RESULTS: A total of 70 patients were included. Patients on acid suppression therapy at capecitabine initiation (21%) had decreased progression-free survival versus those not on acid suppression therapy (HR 2.24, 95% CI 1.06-4.41, p = 0.035), after adjusting for disease severity and age. Acid suppression therapy use was associated with a numerical decrease in overall survival (HR 1.86, 95% CI 0.81-3.91, p = 0.14). In patients on any concomitant acid suppression therapy (25%), there was a decreased rate of progression-free survival (HR 6.21, 95% CI 2.56-14.32, p = 0.0001) but not overall survival (HR 1.64, 95% CI 0.68-3.54, p = 0.25) versus those without concomitant acid suppression therapy, after adjusting for age and disease severity.
CONCLUSIONS: Concurrent use of acid suppression therapy and capecitabine was associated with decreased progression-free survival, and there was a trend towards decreased overall survival.
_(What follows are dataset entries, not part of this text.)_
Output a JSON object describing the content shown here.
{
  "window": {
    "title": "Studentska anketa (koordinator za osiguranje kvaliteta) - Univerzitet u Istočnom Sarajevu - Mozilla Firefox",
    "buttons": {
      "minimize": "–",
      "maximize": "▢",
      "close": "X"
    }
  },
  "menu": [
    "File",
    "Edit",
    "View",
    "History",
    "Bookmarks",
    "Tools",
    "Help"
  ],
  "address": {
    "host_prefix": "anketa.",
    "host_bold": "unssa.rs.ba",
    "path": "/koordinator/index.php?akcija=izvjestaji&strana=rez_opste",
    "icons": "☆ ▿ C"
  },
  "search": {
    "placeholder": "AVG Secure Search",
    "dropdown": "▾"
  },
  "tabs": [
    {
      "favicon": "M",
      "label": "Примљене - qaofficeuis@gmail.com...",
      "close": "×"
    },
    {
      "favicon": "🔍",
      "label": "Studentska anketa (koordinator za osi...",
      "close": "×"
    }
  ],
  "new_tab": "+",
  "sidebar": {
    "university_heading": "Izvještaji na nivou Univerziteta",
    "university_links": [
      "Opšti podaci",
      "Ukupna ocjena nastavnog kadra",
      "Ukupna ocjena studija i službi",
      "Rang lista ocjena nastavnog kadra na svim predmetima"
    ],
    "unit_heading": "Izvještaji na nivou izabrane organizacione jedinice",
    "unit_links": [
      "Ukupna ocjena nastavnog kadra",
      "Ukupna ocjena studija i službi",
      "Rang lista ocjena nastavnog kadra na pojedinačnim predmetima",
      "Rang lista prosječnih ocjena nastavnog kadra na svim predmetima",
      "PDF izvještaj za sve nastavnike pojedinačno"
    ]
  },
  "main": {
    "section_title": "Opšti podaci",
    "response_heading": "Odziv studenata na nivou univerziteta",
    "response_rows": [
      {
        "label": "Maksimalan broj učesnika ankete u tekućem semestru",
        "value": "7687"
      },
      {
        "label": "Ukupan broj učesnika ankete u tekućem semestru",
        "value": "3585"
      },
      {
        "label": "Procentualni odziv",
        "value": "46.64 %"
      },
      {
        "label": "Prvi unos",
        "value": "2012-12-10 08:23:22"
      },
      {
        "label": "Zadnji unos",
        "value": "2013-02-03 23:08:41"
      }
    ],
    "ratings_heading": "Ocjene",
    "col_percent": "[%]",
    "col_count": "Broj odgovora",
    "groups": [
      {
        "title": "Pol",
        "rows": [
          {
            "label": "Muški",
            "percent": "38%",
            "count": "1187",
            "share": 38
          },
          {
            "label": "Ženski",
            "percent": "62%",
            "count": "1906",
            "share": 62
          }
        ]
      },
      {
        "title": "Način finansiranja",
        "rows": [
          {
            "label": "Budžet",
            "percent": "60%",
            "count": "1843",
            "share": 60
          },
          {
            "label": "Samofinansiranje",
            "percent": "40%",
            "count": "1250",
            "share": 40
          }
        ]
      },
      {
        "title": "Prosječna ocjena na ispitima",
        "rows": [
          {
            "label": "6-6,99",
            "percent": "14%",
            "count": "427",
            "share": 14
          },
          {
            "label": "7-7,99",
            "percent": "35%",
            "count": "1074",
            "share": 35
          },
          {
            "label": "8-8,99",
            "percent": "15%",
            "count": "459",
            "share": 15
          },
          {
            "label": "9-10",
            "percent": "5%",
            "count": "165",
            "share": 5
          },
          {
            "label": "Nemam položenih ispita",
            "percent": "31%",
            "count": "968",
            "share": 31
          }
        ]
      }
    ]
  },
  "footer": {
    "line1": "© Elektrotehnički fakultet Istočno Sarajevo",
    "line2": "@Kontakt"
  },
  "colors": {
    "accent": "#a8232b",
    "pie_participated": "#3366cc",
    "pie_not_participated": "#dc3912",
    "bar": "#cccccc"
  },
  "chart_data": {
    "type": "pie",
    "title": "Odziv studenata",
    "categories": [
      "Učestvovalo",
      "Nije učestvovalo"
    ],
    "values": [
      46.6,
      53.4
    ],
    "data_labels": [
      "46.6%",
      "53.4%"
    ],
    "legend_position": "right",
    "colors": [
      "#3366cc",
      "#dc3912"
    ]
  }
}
Due to the demonstrated potential of decreased efficacy, concurrent use of proton pump inhibitors or histamine 2 receptor antagonists should be avoided in colorectal cancer patients on treatment with capecitabine monotherapy.

PMID: 30551722 [PubMed - indexed for MEDLINE]

Library News

Image result for new


WMUH Library Discovery Tool

Check out our guide for a brief overview, how to access and use the Discovery tool. Trouble accessing or have questions?  Please contact us

BMJ Best Practice, clinical decision support tool is now available. Access it on the Trust intranet without any password, to access remotely login with NHS OpenAthens, download the app to access on mobile devices anywhere. See the  user guide for details.

Accessing Articles
Articles from journals marked in green are freely available or available in print in the library, or are available by using your NHS Athens account. You may need to click on 'Log in with Athens' to get an Athens login box.

If you don't have an NHS Athens account, you can register online, and if you do this on an NHS PC, you'll receive a confirmation email the same day.

Journals marked in orange aren't available online, but we hold print copies in the Library.

Journals marked in red aren't available online or in the Library but we can order articles  via our Inter Library Loan Service. There is a small charge for this. Please contact the library on ext 5968 or email  for more information.

Quick Links